The Dominican Republic is known for the precious stones amber and larimar. In fact, larimar is an aquamarine stone that can only be found in the Dominican. Naturally there are far too many street hawkers selling necklaces and rings. If you want something of high-quality, the best places to look are the Amber and Larimar Museum Gift Shops.
While exploring the Zona Colonial, don’t miss La Alpargateria. This hip boutique sells custom-tailored espadrilles using a variety of fantastic textiles. If you’ve only got 48 hours in Santo Domingo, be sure to stop by first thing so the owner has time to make your custom shoes.
For ceramics, stop by Casa Alfarera. The experimental ceramics workshop features many pieces inspired by the rich architecture and culture of Santo Domingo.
Enjoy Live Music
Dominicans know how to have a good time; you’re likely to find live music no matter what day you visit the city. The country is primarily known for its merengue and bachata music. You’ll hear it blaring from corner shops, cars and restaurants throughout Santo Domingo. As touched upon previously in the post, Santo Domingo also boasts a fantastic jazz scene, with outdoor concerts and an annual jazz festival. We enjoyed a live performance at Lulu’s, a restaurant in a spectacular Spanish-style plaza. The musicians were fantastic and, as we would later find out, Berkeley School of Music graduates.

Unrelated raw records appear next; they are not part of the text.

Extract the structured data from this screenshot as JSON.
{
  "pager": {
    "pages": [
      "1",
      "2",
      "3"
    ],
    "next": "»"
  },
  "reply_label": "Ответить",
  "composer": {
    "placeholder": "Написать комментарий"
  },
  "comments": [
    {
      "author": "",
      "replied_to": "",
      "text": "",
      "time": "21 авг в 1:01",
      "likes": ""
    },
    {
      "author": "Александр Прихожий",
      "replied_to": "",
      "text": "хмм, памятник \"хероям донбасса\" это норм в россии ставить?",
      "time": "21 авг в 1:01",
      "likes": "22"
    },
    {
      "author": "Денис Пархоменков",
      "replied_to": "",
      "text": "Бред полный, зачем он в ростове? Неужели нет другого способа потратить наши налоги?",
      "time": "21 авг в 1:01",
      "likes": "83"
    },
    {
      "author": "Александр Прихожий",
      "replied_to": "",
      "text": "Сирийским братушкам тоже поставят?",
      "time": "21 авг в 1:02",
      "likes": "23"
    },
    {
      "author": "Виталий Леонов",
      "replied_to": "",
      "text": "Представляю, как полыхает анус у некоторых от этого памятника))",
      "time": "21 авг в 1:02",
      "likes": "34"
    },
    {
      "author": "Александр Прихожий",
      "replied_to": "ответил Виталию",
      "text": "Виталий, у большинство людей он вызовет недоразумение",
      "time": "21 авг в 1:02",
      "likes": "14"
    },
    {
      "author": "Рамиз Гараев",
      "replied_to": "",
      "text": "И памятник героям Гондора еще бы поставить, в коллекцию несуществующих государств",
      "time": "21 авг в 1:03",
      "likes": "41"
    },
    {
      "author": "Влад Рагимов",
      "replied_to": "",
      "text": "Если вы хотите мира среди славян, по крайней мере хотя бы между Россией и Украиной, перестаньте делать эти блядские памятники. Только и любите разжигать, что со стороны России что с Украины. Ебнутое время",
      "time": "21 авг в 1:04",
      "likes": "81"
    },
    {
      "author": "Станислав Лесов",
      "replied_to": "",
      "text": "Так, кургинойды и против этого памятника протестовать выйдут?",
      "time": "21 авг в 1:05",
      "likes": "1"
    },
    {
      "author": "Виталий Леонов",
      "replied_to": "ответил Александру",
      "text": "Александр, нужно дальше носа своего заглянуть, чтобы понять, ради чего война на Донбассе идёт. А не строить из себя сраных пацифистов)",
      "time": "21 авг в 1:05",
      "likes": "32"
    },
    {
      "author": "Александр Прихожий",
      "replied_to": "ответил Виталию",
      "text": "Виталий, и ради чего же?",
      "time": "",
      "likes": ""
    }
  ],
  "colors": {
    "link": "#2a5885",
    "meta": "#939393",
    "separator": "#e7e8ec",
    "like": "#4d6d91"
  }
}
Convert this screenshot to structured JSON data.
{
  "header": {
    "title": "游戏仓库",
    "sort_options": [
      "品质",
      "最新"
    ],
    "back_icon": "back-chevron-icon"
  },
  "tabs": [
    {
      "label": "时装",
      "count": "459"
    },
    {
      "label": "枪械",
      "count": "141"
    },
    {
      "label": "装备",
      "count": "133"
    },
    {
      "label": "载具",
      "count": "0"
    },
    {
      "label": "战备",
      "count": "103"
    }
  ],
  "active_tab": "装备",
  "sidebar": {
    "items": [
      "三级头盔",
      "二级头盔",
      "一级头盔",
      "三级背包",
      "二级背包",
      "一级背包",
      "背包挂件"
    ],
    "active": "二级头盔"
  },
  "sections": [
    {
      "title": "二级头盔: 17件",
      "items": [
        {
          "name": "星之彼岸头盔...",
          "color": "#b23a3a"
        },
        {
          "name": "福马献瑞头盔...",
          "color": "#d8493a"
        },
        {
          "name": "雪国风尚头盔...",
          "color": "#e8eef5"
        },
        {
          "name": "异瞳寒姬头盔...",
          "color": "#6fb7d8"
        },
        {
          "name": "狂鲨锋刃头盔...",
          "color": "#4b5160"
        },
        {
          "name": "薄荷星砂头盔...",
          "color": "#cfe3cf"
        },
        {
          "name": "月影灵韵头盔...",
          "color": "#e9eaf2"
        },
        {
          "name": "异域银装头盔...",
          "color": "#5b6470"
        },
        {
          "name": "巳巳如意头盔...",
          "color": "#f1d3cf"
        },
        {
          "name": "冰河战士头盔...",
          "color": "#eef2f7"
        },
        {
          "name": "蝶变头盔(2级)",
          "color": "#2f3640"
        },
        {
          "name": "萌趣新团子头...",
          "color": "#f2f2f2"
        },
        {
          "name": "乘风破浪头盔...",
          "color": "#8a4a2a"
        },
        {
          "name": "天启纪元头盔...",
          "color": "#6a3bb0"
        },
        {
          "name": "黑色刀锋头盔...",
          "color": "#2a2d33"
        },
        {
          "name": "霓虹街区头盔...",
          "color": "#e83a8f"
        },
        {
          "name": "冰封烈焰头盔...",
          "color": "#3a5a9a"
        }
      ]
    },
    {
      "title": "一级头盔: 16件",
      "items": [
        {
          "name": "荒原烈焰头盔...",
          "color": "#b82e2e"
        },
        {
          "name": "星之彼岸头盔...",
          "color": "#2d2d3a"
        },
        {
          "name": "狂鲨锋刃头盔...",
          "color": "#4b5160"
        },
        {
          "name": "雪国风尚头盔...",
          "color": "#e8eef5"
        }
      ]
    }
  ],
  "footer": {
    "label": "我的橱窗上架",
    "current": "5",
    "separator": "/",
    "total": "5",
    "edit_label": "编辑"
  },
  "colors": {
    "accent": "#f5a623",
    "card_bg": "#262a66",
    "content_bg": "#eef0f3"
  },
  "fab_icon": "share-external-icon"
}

Where To Stay
We recommend basing your stay in the Zona Colonial. Not only is the neighborhood one of the safest to walk around due to the large tourist police presence, but the cobbled roads, European-style architecture, long pedestrian street and plethora of sidewalk restaurants make it as romantic as can be.
There are quite a few luxury hotels and bed & breakfasts, but we absolutely recommend Casa Naemie. The small, quaint hotel is located smack-dab in the middle of the Colonial Zone and just steps from The Cathedral of Santa Maria la Menor; this was ideal for walking back in the late evening, as well as general accessibility to the must-see attractions.
After a few delayed flights we arrived in Santo Domingo much later than anticipated, so we were extra pleased when the staff at Casa Naemie was ready and waiting for us. The rooms are simple but quaint; our room featured a private outdoor lounge, which made the entire space feel much larger. Breakfast was simple with eggs, fruit and fresh juice, but we adored the open-air restaurant space. Fast wi-fi, a helpful staff, luxurious bed and extremely reasonable price were all extra reasons we wouldn’t hesitate to return to Casa Naemie in a heartbeat.
As you can see, there’s plenty to do in Santo Domingo to warrant an extended stay in the capital city! If you’re headed to the Dominican Republic, do not miss this vibrant gem.
What else would you add to a 48-hour guide to Santo Domingo?
We were guests of Casa Naemie and Tequia Experiences. As always, all thoughts and opinions are our own.
Check out our blog posts from past anniversary trips!